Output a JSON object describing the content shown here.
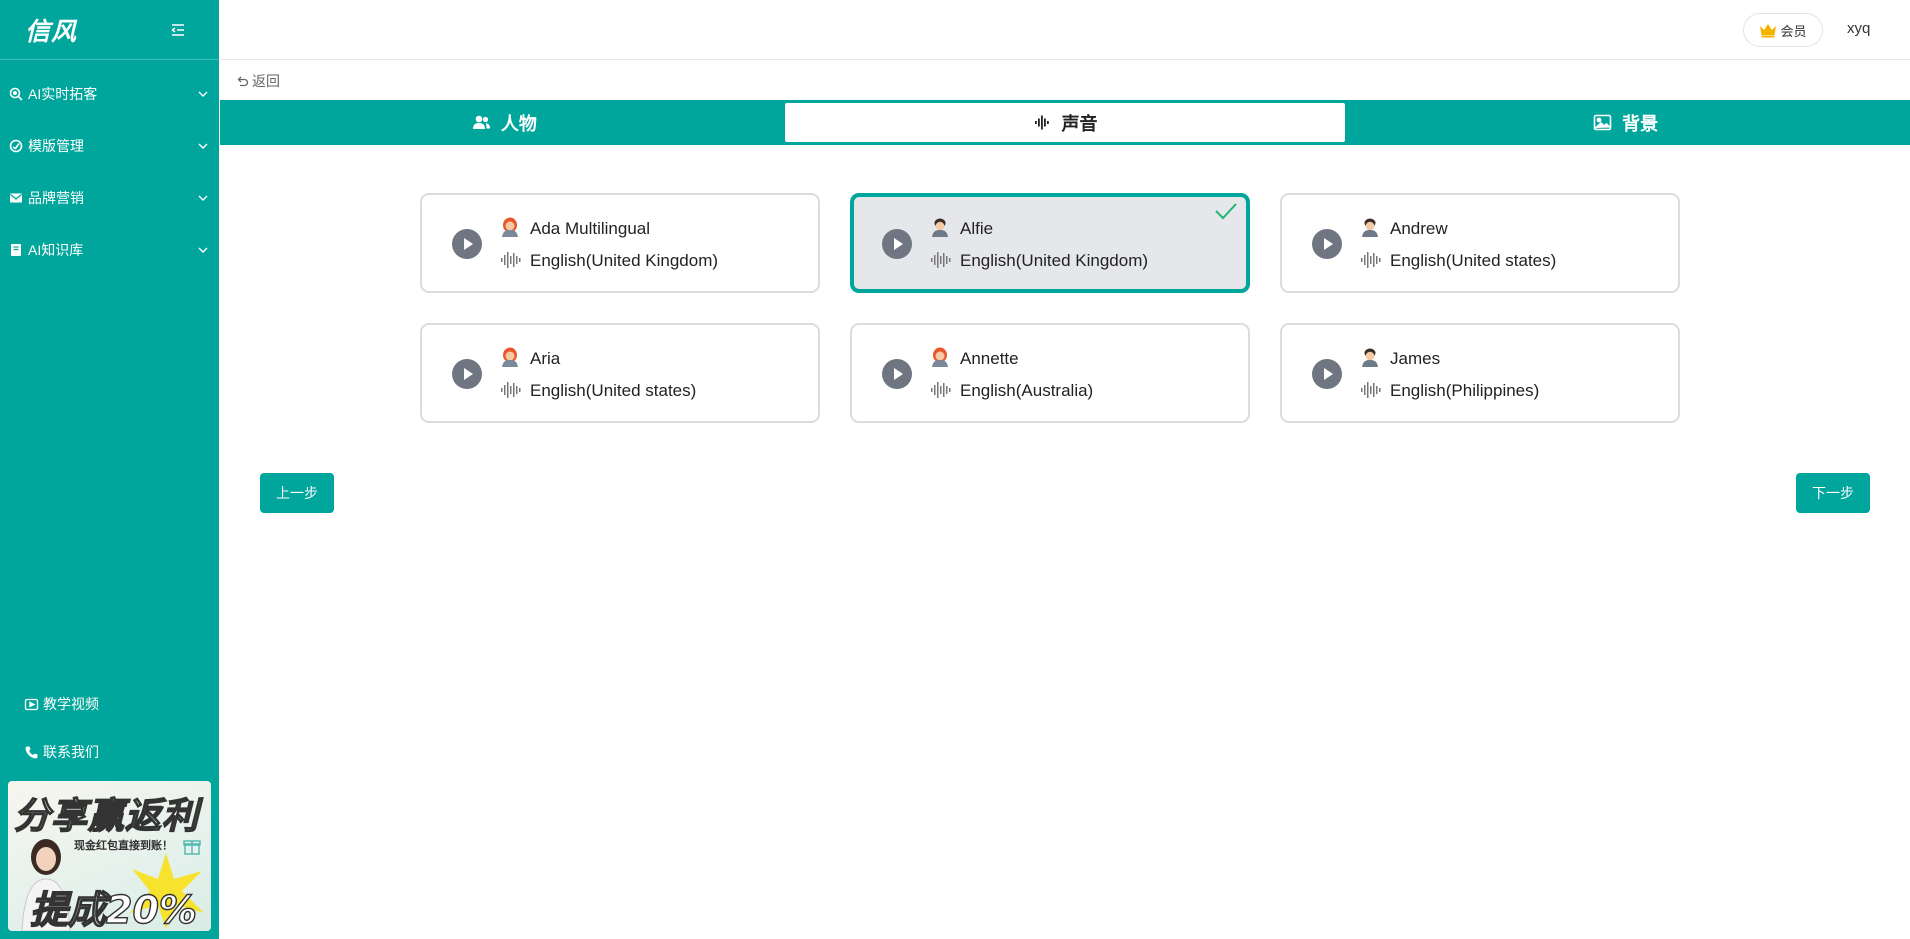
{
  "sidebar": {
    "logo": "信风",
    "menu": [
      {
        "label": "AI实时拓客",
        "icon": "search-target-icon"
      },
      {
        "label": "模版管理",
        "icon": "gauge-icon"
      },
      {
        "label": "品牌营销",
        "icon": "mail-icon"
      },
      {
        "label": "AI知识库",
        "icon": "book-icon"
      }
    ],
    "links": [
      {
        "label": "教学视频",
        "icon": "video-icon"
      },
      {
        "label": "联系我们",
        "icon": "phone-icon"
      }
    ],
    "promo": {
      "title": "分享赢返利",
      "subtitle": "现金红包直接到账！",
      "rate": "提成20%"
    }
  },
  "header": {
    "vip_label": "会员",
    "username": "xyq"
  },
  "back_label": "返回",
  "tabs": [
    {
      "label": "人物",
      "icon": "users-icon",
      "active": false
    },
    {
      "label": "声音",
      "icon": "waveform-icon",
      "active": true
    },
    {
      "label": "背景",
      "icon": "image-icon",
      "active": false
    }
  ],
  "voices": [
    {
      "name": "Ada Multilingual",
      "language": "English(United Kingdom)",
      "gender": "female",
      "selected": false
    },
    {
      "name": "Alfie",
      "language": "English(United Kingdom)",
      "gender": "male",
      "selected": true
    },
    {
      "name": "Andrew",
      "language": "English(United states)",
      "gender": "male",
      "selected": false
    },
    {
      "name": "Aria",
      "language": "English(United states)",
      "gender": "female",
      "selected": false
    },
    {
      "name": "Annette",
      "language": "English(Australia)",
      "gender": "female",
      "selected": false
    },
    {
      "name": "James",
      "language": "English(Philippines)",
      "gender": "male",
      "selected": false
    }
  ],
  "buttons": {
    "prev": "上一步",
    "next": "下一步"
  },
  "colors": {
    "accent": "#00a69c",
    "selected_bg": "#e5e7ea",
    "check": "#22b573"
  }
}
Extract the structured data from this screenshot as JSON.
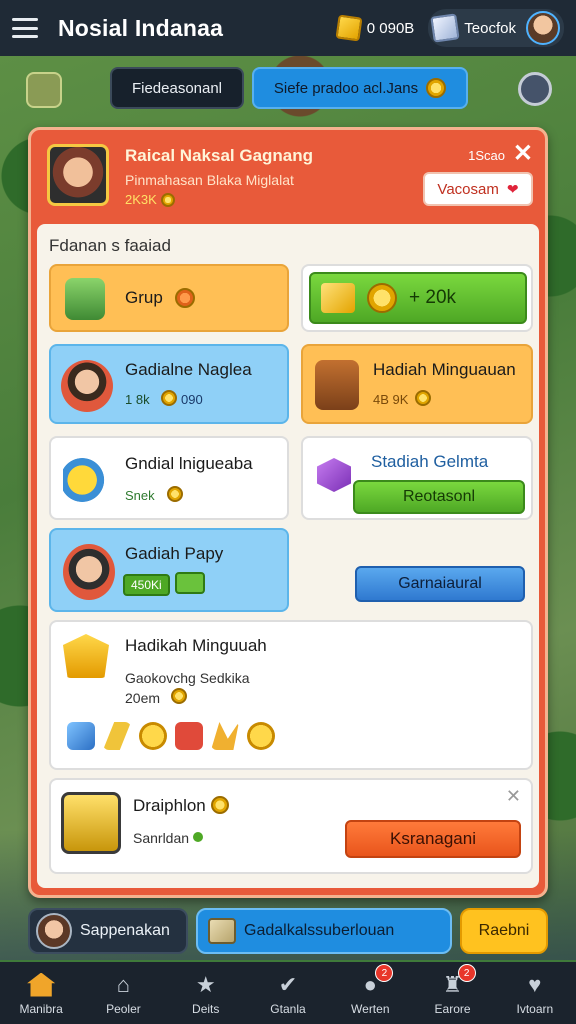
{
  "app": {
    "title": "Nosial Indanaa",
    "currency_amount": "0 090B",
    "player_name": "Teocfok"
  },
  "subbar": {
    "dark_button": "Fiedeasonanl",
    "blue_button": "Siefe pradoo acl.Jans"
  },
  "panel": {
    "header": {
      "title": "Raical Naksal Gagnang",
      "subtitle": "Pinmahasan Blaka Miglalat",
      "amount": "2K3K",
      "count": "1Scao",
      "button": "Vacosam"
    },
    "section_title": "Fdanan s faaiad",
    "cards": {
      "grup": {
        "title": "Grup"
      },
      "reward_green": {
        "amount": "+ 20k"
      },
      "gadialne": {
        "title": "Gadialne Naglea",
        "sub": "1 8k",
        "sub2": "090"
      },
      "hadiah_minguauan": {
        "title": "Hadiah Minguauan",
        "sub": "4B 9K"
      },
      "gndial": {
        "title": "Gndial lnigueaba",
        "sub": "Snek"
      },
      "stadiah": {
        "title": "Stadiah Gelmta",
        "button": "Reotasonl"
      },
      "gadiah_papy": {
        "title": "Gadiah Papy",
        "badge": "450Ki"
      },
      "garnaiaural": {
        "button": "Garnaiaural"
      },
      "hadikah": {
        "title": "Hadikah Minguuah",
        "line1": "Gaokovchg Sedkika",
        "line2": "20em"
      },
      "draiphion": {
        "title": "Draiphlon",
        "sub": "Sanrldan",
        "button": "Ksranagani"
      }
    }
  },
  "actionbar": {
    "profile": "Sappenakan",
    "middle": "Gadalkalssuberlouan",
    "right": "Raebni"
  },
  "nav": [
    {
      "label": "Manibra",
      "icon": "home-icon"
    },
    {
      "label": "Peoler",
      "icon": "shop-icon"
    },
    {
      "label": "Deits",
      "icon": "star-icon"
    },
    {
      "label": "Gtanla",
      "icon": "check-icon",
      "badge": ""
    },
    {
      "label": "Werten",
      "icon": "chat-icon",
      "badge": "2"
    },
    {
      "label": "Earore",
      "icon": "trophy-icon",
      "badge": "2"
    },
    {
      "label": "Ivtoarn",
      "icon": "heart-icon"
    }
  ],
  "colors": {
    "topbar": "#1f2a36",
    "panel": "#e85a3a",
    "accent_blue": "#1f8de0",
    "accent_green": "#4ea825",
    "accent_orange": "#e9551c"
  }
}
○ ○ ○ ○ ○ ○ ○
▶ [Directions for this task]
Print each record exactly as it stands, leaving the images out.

▶ [Exercise response]
Output a JSON object describing the content shown here.
{
  "sidebar": {
    "logo": "信风",
    "menu": [
      {
        "label": "AI实时拓客",
        "icon": "search-target-icon"
      },
      {
        "label": "模版管理",
        "icon": "gauge-icon"
      },
      {
        "label": "品牌营销",
        "icon": "mail-icon"
      },
      {
        "label": "AI知识库",
        "icon": "book-icon"
      }
    ],
    "links": [
      {
        "label": "教学视频",
        "icon": "video-icon"
      },
      {
        "label": "联系我们",
        "icon": "phone-icon"
      }
    ],
    "promo": {
      "title": "分享赢返利",
      "subtitle": "现金红包直接到账！",
      "rate": "提成20%"
    }
  },
  "header": {
    "vip_label": "会员",
    "username": "xyq"
  },
  "back_label": "返回",
  "tabs": [
    {
      "label": "人物",
      "icon": "users-icon",
      "active": false
    },
    {
      "label": "声音",
      "icon": "waveform-icon",
      "active": true
    },
    {
      "label": "背景",
      "icon": "image-icon",
      "active": false
    }
  ],
  "voices": [
    {
      "name": "Ada Multilingual",
      "language": "English(United Kingdom)",
      "gender": "female",
      "selected": false
    },
    {
      "name": "Alfie",
      "language": "English(United Kingdom)",
      "gender": "male",
      "selected": true
    },
    {
      "name": "Andrew",
      "language": "English(United states)",
      "gender": "male",
      "selected": false
    },
    {
      "name": "Aria",
      "language": "English(United states)",
      "gender": "female",
      "selected": false
    },
    {
      "name": "Annette",
      "language": "English(Australia)",
      "gender": "female",
      "selected": false
    },
    {
      "name": "James",
      "language": "English(Philippines)",
      "gender": "male",
      "selected": false
    }
  ],
  "buttons": {
    "prev": "上一步",
    "next": "下一步"
  },
  "colors": {
    "accent": "#00a69c",
    "selected_bg": "#e5e7ea",
    "check": "#22b573"
  }
}
Extract the structured data from this screenshot as JSON.
{
  "app": {
    "title": "Nosial Indanaa",
    "currency_amount": "0 090B",
    "player_name": "Teocfok"
  },
  "subbar": {
    "dark_button": "Fiedeasonanl",
    "blue_button": "Siefe pradoo acl.Jans"
  },
  "panel": {
    "header": {
      "title": "Raical Naksal Gagnang",
      "subtitle": "Pinmahasan Blaka Miglalat",
      "amount": "2K3K",
      "count": "1Scao",
      "button": "Vacosam"
    },
    "section_title": "Fdanan s faaiad",
    "cards": {
      "grup": {
        "title": "Grup"
      },
      "reward_green": {
        "amount": "+ 20k"
      },
      "gadialne": {
        "title": "Gadialne Naglea",
        "sub": "1 8k",
        "sub2": "090"
      },
      "hadiah_minguauan": {
        "title": "Hadiah Minguauan",
        "sub": "4B 9K"
      },
      "gndial": {
        "title": "Gndial lnigueaba",
        "sub": "Snek"
      },
      "stadiah": {
        "title": "Stadiah Gelmta",
        "button": "Reotasonl"
      },
      "gadiah_papy": {
        "title": "Gadiah Papy",
        "badge": "450Ki"
      },
      "garnaiaural": {
        "button": "Garnaiaural"
      },
      "hadikah": {
        "title": "Hadikah Minguuah",
        "line1": "Gaokovchg Sedkika",
        "line2": "20em"
      },
      "draiphion": {
        "title": "Draiphlon",
        "sub": "Sanrldan",
        "button": "Ksranagani"
      }
    }
  },
  "actionbar": {
    "profile": "Sappenakan",
    "middle": "Gadalkalssuberlouan",
    "right": "Raebni"
  },
  "nav": [
    {
      "label": "Manibra",
      "icon": "home-icon"
    },
    {
      "label": "Peoler",
      "icon": "shop-icon"
    },
    {
      "label": "Deits",
      "icon": "star-icon"
    },
    {
      "label": "Gtanla",
      "icon": "check-icon",
      "badge": ""
    },
    {
      "label": "Werten",
      "icon": "chat-icon",
      "badge": "2"
    },
    {
      "label": "Earore",
      "icon": "trophy-icon",
      "badge": "2"
    },
    {
      "label": "Ivtoarn",
      "icon": "heart-icon"
    }
  ],
  "colors": {
    "topbar": "#1f2a36",
    "panel": "#e85a3a",
    "accent_blue": "#1f8de0",
    "accent_green": "#4ea825",
    "accent_orange": "#e9551c"
  }
}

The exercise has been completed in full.